The #MeToo movement was the focus of a panel of Shippensburg University professors held Thursday in SU’s Old Main Chapel at the 13th annual Criminal Justice symposium.
The topic of discussion, the #MeToo movement, focused on whether or not it provides justice.
With a panel of experts from the political science, communication/journalism, criminal justice and psychology departments, the evening provided multiple angles and perspectives of the topic.
Stephanie Jirard, professor of criminal justice and moderator for the evening, kicked off the event by explaining what the #MeToo movement is and what it stands for.
The #MeToo movement is a large group of people, according to Jirard, who stand together against sexual harassment and sexual assault. Many involved in the movement are sexual harassment and sexual assault survivors.
Kyle Heim, a professor of communication/journalism began the discussion by focusing on the news media and its role within the #MeToo movement.
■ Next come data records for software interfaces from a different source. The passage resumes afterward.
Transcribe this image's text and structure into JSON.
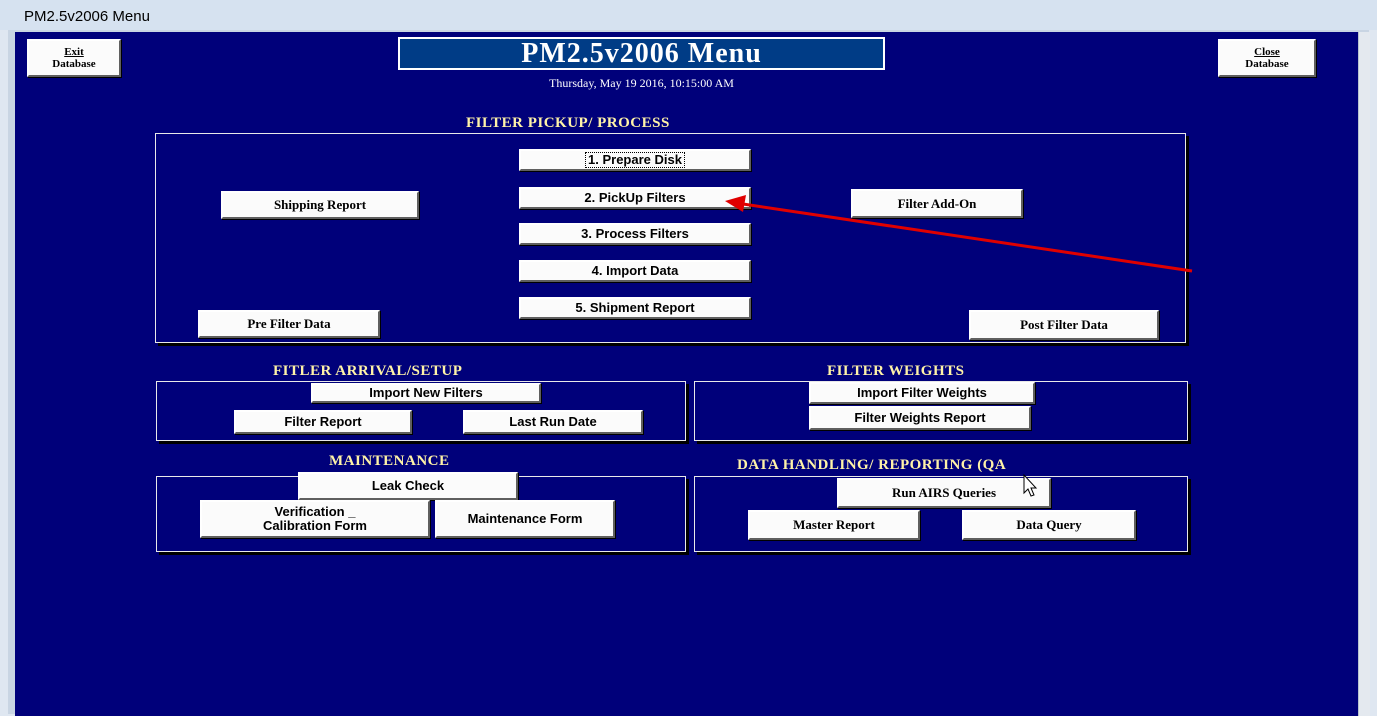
{
  "window": {
    "title": "PM2.5v2006 Menu"
  },
  "header": {
    "title": "PM2.5v2006 Menu",
    "datetime": "Thursday, May 19 2016, 10:15:00 AM",
    "exit_button": [
      "Exit",
      "Database"
    ],
    "close_button": [
      "Close",
      "Database"
    ]
  },
  "filter_pickup": {
    "title": "FILTER PICKUP/ PROCESS",
    "buttons": {
      "prepare_disk": "1. Prepare Disk",
      "pickup_filters": "2. PickUp Filters",
      "process_filters": "3. Process Filters",
      "import_data": "4. Import Data",
      "shipment_report": "5. Shipment Report",
      "shipping_report": "Shipping Report",
      "filter_addon": "Filter Add-On",
      "pre_filter_data": "Pre Filter Data",
      "post_filter_data": "Post Filter Data"
    }
  },
  "arrival": {
    "title": "FITLER ARRIVAL/SETUP",
    "buttons": {
      "import_new_filters": "Import New Filters",
      "filter_report": "Filter Report",
      "last_run_date": "Last Run Date"
    }
  },
  "weights": {
    "title": "FILTER WEIGHTS",
    "buttons": {
      "import_filter_weights": "Import Filter Weights",
      "filter_weights_report": "Filter Weights Report"
    }
  },
  "maintenance": {
    "title": "MAINTENANCE",
    "buttons": {
      "leak_check": "Leak Check",
      "verification_line1": "Verification _",
      "verification_line2": "Calibration Form",
      "maintenance_form": "Maintenance Form"
    }
  },
  "data_handling": {
    "title": "DATA HANDLING/ REPORTING (QA",
    "buttons": {
      "run_airs_queries": "Run AIRS Queries",
      "master_report": "Master Report",
      "data_query": "Data Query"
    }
  },
  "colors": {
    "form_background": "#00007a",
    "section_title": "#fff3a8",
    "annotation_arrow": "#e00000"
  }
}
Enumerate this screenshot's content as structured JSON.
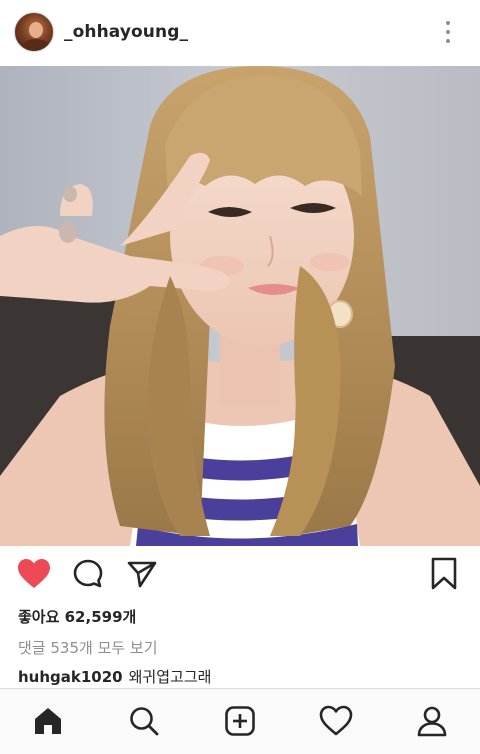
{
  "post": {
    "username": "_ohhayoung_",
    "likes_text": "좋아요 62,599개",
    "view_comments_text": "댓글 535개 모두 보기",
    "comment": {
      "user": "huhgak1020",
      "text": "왜귀엽고그래"
    },
    "liked": true
  },
  "icons": {
    "more": "more-vertical-icon",
    "like": "heart-filled-icon",
    "comment": "comment-bubble-icon",
    "share": "paper-plane-icon",
    "save": "bookmark-icon"
  },
  "tabs": [
    {
      "name": "home",
      "icon": "home-icon"
    },
    {
      "name": "search",
      "icon": "search-icon"
    },
    {
      "name": "new-post",
      "icon": "plus-square-icon"
    },
    {
      "name": "activity",
      "icon": "heart-outline-icon"
    },
    {
      "name": "profile",
      "icon": "person-icon"
    }
  ],
  "colors": {
    "like_red": "#ed4956",
    "text": "#262626",
    "muted": "#8e8e8e"
  }
}
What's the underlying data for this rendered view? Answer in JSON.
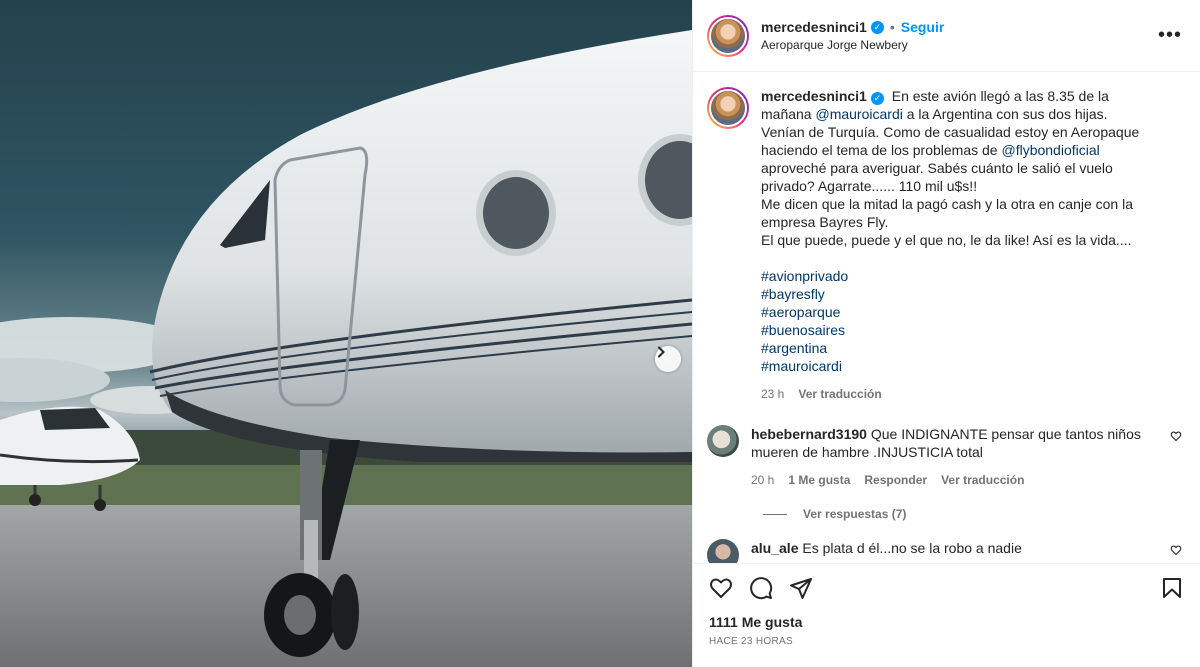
{
  "post": {
    "username": "mercedesninci1",
    "follow_label": "Seguir",
    "location": "Aeroparque Jorge Newbery",
    "more_label": "•••"
  },
  "caption": {
    "username": "mercedesninci1",
    "text_1": "En este avión llegó a las 8.35 de la mañana",
    "mention_1": "@mauroicardi",
    "text_2": "a la Argentina con sus dos hijas. Venían de Turquía. Como de casualidad estoy en Aeropaque haciendo el tema de los problemas de",
    "mention_2": "@flybondioficial",
    "text_3": "aproveché para averiguar. Sabés cuánto le salió el vuelo privado? Agarrate...... 110 mil u$s!!",
    "text_4": "Me dicen que la mitad la pagó cash y la otra en canje con la empresa Bayres Fly.",
    "text_5": "El que puede, puede y el que no, le da like! Así es la vida....",
    "hashtags": [
      "#avionprivado",
      "#bayresfly",
      "#aeroparque",
      "#buenosaires",
      "#argentina",
      "#mauroicardi"
    ],
    "time": "23 h",
    "translate": "Ver traducción"
  },
  "comments": [
    {
      "username": "hebebernard3190",
      "text": "Que INDIGNANTE pensar que tantos niños mueren de hambre .INJUSTICIA total",
      "time": "20 h",
      "likes": "1 Me gusta",
      "reply": "Responder",
      "translate": "Ver traducción",
      "replies": "Ver respuestas (7)"
    },
    {
      "username": "alu_ale",
      "text": "Es plata d él...no se la robo a nadie"
    }
  ],
  "footer": {
    "likes": "1111 Me gusta",
    "ago": "HACE 23 HORAS"
  },
  "icons": [
    "heart-icon",
    "comment-icon",
    "share-icon",
    "save-icon",
    "chevron-right-icon",
    "verified-icon"
  ],
  "colors": {
    "accent": "#0095f6",
    "link": "#00376b",
    "muted": "#737373"
  }
}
Women are not always covered by the news media well, Heim said.
He added the media tends to look at cases such as sexual assault or harassment as individual incidents, rather than asking the big important questions, like “why is this such a large societal problem?”
Heim spoke on the fact of women coming forward to the media through the #MeToo movement.
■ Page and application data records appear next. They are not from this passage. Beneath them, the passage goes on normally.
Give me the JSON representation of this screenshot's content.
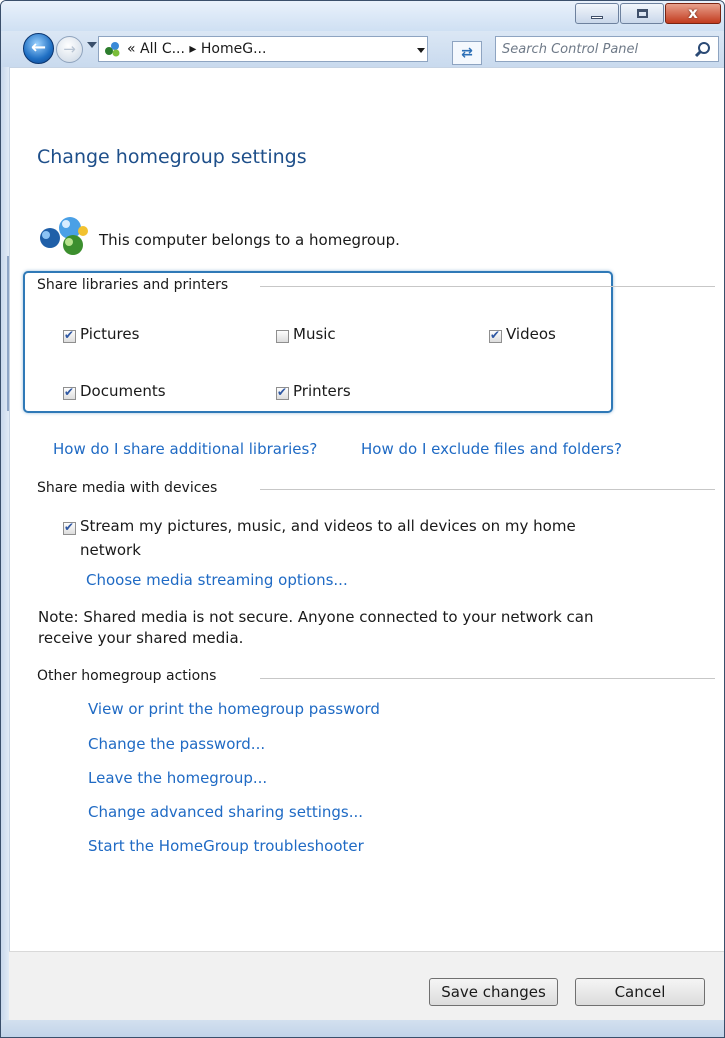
{
  "window": {
    "caption_buttons": {
      "close_glyph": "x"
    }
  },
  "navigation": {
    "breadcrumb_text": "«  All C...  ▸  HomeG...",
    "search_placeholder": "Search Control Panel"
  },
  "page": {
    "title": "Change homegroup settings",
    "belongs_text": "This computer belongs to a homegroup."
  },
  "share_libraries": {
    "header": "Share libraries and printers",
    "items": [
      {
        "label": "Pictures",
        "checked": true
      },
      {
        "label": "Music",
        "checked": false
      },
      {
        "label": "Videos",
        "checked": true
      },
      {
        "label": "Documents",
        "checked": true
      },
      {
        "label": "Printers",
        "checked": true
      }
    ]
  },
  "help_links": {
    "share_additional": "How do I share additional libraries?",
    "exclude_files": "How do I exclude files and folders?"
  },
  "share_media": {
    "header": "Share media with devices",
    "stream_label_line1": "Stream my pictures, music, and videos to all devices on my home",
    "stream_label_line2": "network",
    "stream_checked": true,
    "streaming_options_link": "Choose media streaming options...",
    "note_line1": "Note: Shared media is not secure. Anyone connected to your network can",
    "note_line2": "receive your shared media."
  },
  "other_actions": {
    "header": "Other homegroup actions",
    "links": [
      "View or print the homegroup password",
      "Change the password...",
      "Leave the homegroup...",
      "Change advanced sharing settings...",
      "Start the HomeGroup troubleshooter"
    ]
  },
  "footer": {
    "save_label": "Save changes",
    "cancel_label": "Cancel"
  },
  "colors": {
    "link": "#1f6ac4",
    "title": "#1e4f8a",
    "highlight_border": "#2f79b7"
  }
}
Though more women are willing to have their stories heard, many are still reluctant to give their identity to the media for fear of victim blaming, Heim said.
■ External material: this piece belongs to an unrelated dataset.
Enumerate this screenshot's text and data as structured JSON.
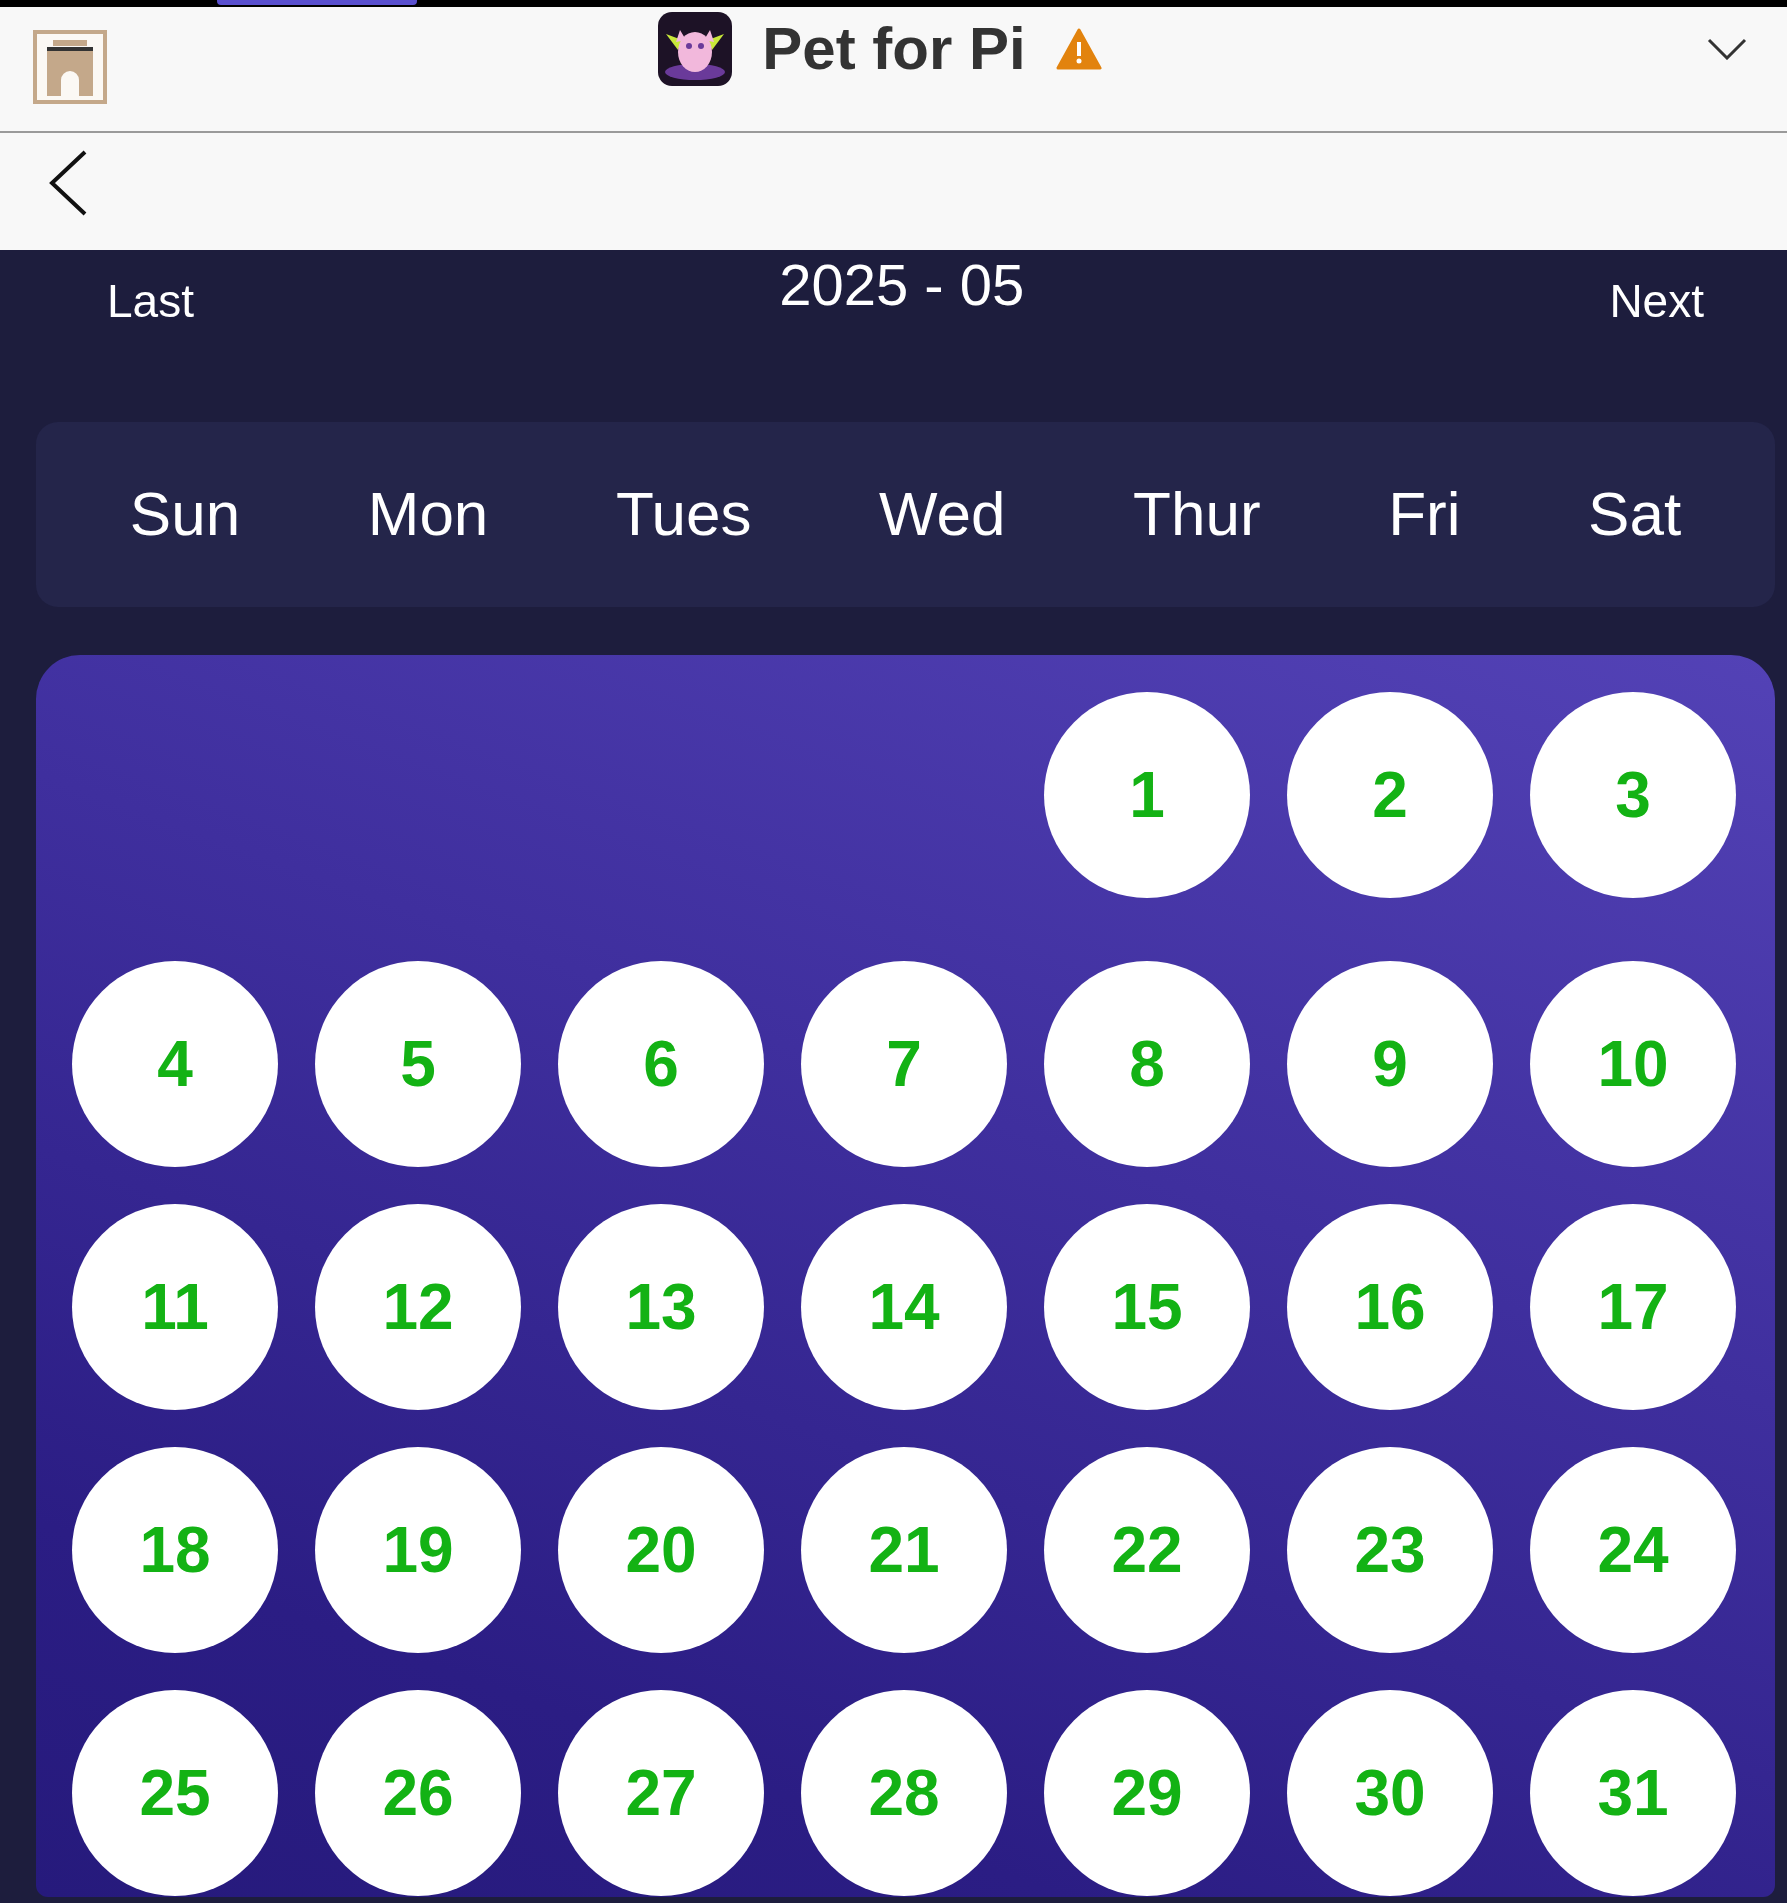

He added that since the #MeToo movement began, women’s media coverage has increased by 30%.
The panel continued with SU political science professor, Alison Dagnes, who explained how the understanding of #MeToo is too broad.
According to Dagnes, the movement covers a “wide variety of behavior including rape, sexual harassment and miscommunication.”
She added that one of the issues within politics, is that politicians often have a mindset that people look at them as “scummy.”
Dagnes referred to former president Bill Clinton lying under oath about having a sexual relationship with a woman working for the White House. She noted that until very recently if sexual assault or harassment charges were filed against a member of Congress, all their legal fees were covered by taxpayer dollars.
Claims of sexual assault or sexual harassment were able to end the political bids of 12 Republicans and 13 Democrats in 2018, according to Dagnes.
Panelist Amber Norwood, a member of the SU psychology department, spoke about the #MeToo movement from the psychological perspective, explaining that research proves that sexual abuse is a learned behavior.
This learned behavior can also increase when it goes unreported or has little to no consequence, according to Norwood. Norwood also said that those who commit sexual crimes are “cognitively distant from their victims.”
When a predator is caught in their abusive behavior, “their first thought is self-preservation,” she added.
Norwood explained that a sexual abuse victim can have an incredibly diverse range in trauma response — from sobbing uncontrollably, to laughing and smiling or even having no emotional response whatsoever.
Norwood encouraged the audience to watch the new Netflix series “Unbelievable,” to further understand the wide range of trauma response that can be seen in a sexual abuse victim.
The final speaker of the event was Arelys Madero of the criminal justice department.
Madero showed research which stated “three in four women refrain from reporting sexual abuse.”
According to Madero, credibility to victims has also been hurt in the past few years due to people believing there has been a spike in false allegations of sexual abuse. Yet, Madero reported that FBI statistics show a consistency in the number of clear rape cases.
Only one third of rape cases get cleared and only one percent end up going to a prosecutor. However, research proves only three to ten percent of rape allegations are false according to Madero.
So, has the #MeToo movement brought justice? Madero says yes.
“It has changed our culture a great deal in accounts to bringing down some of the barriers that victims face, when it comes to social stigma, victim blaming and even more awareness,” Madero said.
However, she agrees that more work needs to be done. More rape kits need to be tested and people need to instinctively believe those who report sexual abuse, according to Madero.
Following the event, Jirard emphasized the importance of having these types of open discussions with students.
“It [sexual assault and sexual violence] is one of the most underreported crimes. In order for us to talk about the shame… that people are often shaming the victims and they often feel like they’re to blame and in order to relieve that stigma, we have to bring these things out into the open.”
Jirard also praised SU and the work the community does to keep the conversation active.
“The SU Women’s Center leads the way, the Pride Center… there are so many safe spaces where people can talk about things that have happened to them or have not. I think Shippensburg leads the way,” she said.